Ranch-style homes originate from the United States, having gained prominence in the 1920’s. Their sudden surge in popularity is linked to the rise of the car culture, making it easier for residents to move to the outskirts of the city—areas which would later become known as ‘suburbs’. This allowed locals to purchase larger pieces of land than those which can be found near city centres, which permitted the construction of spread-out homes—one of the most significant features of this architectural style. Here we offer a list of some the characteristics of Canadian ranch-style homes:
Single-story, close-to-ground profile
Since suburban life came with owning a generous piece of land, locals made good use of it by building well-spread-out homes. The layout of the house is typically formed in a rectangular L- or U-shape, while the façade of the home is usually asymmetrical. These dwellings mostly have a single level; however, two-storey ranch homes gained popularity toward the end of the 1970’s, as traditional ranch-style houses were in decline. This gorgeous custom-built listing in London is an excellent example of a typical suburban ranch-style home.
Built from local, natural materials
Two of the main concepts behind ranch-style architecture were to be practical and to simplify everything. Taking this into consideration, it’s easy to see why architects favoured local construction materials. Stucco, brick, wood and stone were often used in the building process, depending on the area. This elegant 4-bedroom house in Ottawa provides a nice example.
Low roofline with eves or gables
Another easily recognizable characteristic of ranch homes is their low, sometimes almost Mediterranean-style rooflines. Simple hipped or gabled roofs are common, and sometimes these may also come with wide eaves. This solid brick house in Windsor has a textbook example of the low roof of a prairie ranch-style home, transplanted to an urban environment.
Abundance of large windows
With the aim of getting closer to nature (even if that just means one’s private back yard), ranch houses mostly feature oversized windows on all sides. Although the façade is more modest in this regard, the back of the homes usually also boast an abundance of large windows, often accompanied by sliding glass patio doors. This award-winning custom house in London offers a fine example of this feature, with its walls of windows at the back.

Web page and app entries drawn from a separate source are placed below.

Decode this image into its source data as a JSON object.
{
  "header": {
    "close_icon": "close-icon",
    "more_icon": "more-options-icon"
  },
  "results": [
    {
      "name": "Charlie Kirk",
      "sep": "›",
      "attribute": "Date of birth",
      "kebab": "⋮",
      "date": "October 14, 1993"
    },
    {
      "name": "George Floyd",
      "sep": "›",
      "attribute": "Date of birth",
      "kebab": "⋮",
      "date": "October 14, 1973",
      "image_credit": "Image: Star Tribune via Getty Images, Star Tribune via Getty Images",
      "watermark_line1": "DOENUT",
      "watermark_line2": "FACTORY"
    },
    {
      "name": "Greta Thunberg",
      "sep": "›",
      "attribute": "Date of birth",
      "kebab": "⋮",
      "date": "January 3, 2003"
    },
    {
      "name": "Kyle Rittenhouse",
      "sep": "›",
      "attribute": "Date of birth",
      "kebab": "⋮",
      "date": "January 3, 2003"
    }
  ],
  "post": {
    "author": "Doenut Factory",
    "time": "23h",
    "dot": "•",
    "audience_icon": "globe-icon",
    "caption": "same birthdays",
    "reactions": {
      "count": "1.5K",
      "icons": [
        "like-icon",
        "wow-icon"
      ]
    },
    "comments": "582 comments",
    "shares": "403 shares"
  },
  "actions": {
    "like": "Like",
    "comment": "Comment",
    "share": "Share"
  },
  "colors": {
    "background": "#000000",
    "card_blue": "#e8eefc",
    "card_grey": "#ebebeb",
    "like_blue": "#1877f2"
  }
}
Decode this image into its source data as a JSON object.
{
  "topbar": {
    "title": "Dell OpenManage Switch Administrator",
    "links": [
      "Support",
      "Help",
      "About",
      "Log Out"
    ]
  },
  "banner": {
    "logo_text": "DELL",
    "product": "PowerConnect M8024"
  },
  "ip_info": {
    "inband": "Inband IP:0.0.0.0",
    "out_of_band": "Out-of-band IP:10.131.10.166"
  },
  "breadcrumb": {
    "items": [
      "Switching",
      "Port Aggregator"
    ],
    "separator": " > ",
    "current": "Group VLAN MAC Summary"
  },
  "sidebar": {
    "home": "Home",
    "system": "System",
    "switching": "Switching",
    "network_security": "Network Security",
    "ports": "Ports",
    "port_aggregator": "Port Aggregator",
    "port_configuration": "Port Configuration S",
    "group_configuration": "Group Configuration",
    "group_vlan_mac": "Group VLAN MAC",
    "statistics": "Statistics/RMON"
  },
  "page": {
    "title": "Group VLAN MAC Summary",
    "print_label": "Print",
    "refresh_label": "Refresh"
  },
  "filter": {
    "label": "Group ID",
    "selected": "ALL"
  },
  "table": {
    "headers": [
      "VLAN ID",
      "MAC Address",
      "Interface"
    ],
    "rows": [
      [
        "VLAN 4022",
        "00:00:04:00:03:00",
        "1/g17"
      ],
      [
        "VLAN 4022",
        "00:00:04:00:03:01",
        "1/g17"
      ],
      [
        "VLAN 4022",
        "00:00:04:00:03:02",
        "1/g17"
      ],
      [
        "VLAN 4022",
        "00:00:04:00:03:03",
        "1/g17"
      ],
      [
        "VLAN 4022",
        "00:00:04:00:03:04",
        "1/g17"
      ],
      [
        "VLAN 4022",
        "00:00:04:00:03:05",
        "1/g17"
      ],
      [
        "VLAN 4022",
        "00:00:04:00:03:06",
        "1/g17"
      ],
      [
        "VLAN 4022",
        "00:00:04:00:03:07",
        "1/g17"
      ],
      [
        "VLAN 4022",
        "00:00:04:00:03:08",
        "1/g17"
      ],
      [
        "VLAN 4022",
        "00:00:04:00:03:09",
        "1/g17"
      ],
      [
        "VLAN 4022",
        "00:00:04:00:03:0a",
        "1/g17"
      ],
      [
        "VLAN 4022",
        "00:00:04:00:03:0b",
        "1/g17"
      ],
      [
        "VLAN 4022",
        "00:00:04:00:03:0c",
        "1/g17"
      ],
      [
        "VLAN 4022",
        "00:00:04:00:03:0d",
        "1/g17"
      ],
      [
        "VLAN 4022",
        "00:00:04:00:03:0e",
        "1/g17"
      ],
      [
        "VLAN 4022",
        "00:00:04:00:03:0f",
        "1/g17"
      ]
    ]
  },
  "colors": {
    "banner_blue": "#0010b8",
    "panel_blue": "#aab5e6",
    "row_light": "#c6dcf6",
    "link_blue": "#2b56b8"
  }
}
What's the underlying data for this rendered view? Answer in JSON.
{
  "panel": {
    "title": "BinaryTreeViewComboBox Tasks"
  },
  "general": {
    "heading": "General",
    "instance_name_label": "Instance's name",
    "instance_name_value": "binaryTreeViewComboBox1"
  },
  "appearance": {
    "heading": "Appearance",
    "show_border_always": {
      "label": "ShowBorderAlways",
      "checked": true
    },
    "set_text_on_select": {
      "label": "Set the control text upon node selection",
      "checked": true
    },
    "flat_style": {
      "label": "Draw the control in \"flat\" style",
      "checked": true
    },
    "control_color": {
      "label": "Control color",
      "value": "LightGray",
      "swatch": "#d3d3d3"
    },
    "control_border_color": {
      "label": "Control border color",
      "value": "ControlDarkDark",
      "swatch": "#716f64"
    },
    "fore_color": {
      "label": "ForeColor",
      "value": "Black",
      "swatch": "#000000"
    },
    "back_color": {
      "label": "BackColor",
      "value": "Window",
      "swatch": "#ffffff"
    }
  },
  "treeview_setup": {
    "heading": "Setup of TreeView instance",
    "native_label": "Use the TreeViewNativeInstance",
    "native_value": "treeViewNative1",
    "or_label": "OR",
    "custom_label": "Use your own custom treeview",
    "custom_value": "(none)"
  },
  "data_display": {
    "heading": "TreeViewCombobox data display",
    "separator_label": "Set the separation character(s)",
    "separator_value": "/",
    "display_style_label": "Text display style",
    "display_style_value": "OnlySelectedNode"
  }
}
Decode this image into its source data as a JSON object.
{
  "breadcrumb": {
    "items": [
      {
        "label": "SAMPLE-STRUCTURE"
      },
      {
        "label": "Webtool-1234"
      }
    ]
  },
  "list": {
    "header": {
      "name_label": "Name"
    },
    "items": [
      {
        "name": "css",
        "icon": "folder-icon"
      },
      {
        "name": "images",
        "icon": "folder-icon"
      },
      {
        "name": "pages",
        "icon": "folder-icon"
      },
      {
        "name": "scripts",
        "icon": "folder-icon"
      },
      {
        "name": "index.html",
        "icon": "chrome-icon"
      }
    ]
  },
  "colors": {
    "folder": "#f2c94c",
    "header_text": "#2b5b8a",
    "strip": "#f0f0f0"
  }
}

Another obvious and distinctive element of ranch-style homes is the attached garage. Even if the residents have two or more cars, ranch houses nearly always have their accommodation for vehicles attached to the main house, as you can see in this 2-bedroom London home, offering ease of access to tenants.
With so many practical features enabling living in harmony with the outdoors, it’s no wonder that ranch-style architecture became so popular, particularly in the years just after World War II. And in recent years it has been making a comeback, with many people taking inspiration from the simplicity of the style when constructing their own homes. What is your opinion of ranch-style homes–would you ever consider living in one? Don’t hesitate to share your view in the comments section below!